What to work on ->
Go over the listing below line by line, and return each one holding the string "data".

^^^^

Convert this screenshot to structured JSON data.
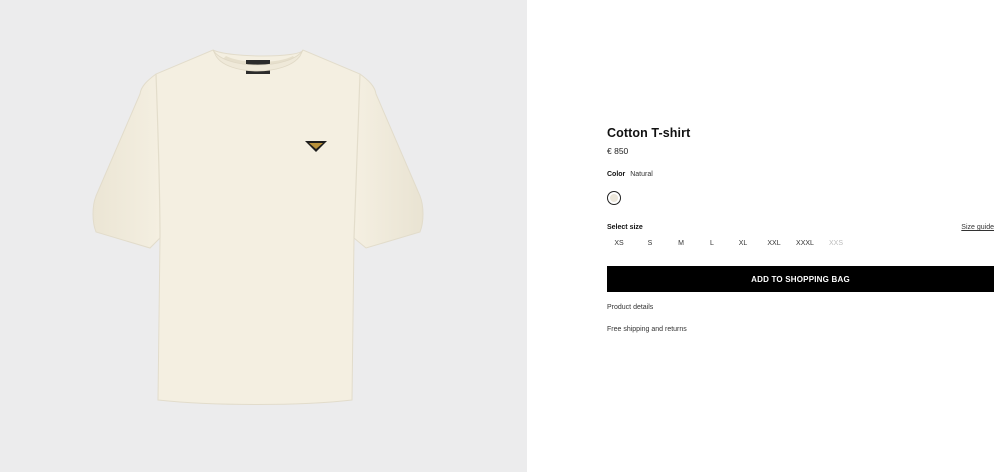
{
  "product": {
    "name": "Cotton T-shirt",
    "price": "€ 850",
    "color_label": "Color",
    "color_value": "Natural",
    "swatch_color": "#ece7db",
    "tshirt_color": "#f3eedf"
  },
  "sizes": {
    "label": "Select size",
    "guide": "Size guide",
    "options": [
      {
        "label": "XS",
        "available": true
      },
      {
        "label": "S",
        "available": true
      },
      {
        "label": "M",
        "available": true
      },
      {
        "label": "L",
        "available": true
      },
      {
        "label": "XL",
        "available": true
      },
      {
        "label": "XXL",
        "available": true
      },
      {
        "label": "XXXL",
        "available": true
      },
      {
        "label": "XXS",
        "available": false
      }
    ]
  },
  "actions": {
    "add_to_bag": "ADD TO SHOPPING BAG",
    "product_details": "Product details",
    "shipping": "Free shipping and returns"
  }
}
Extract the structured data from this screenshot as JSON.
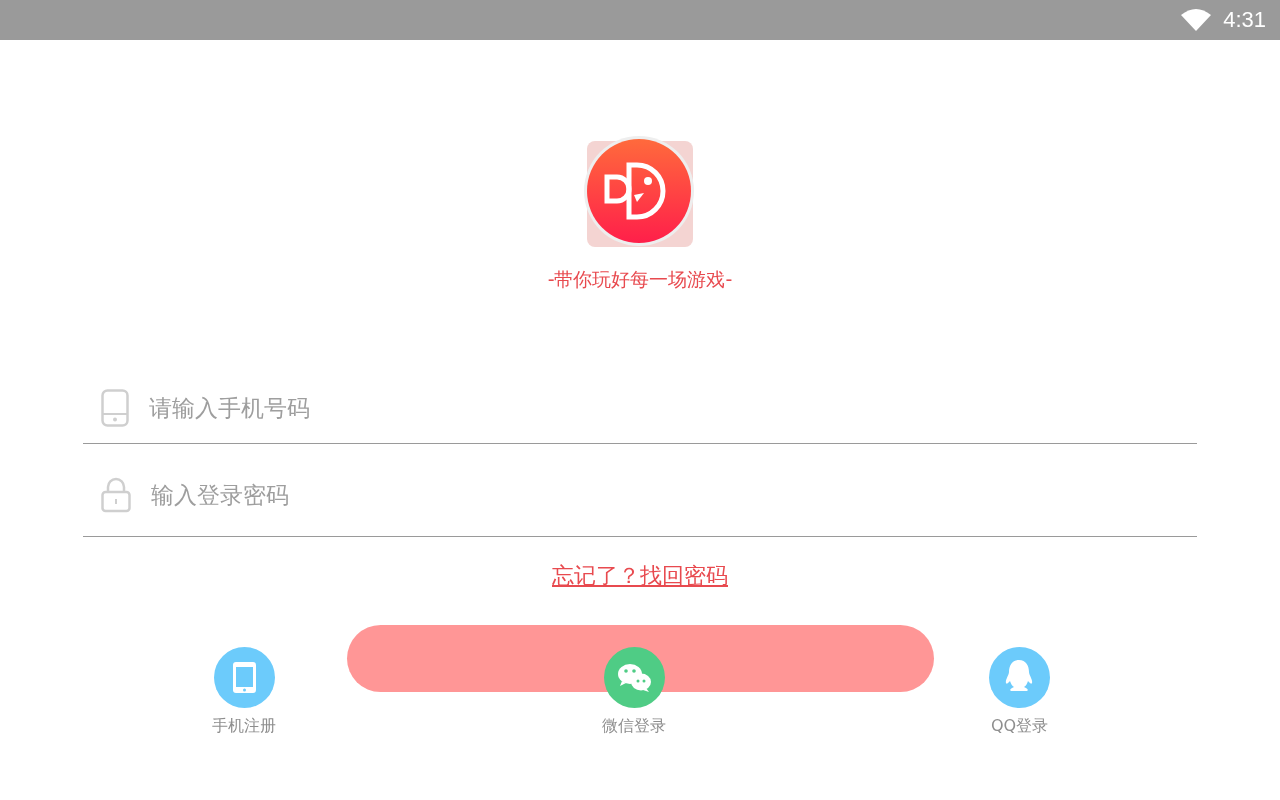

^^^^

Answer section ->
Convert this screenshot to structured JSON data.
Extract the structured data from this screenshot as JSON.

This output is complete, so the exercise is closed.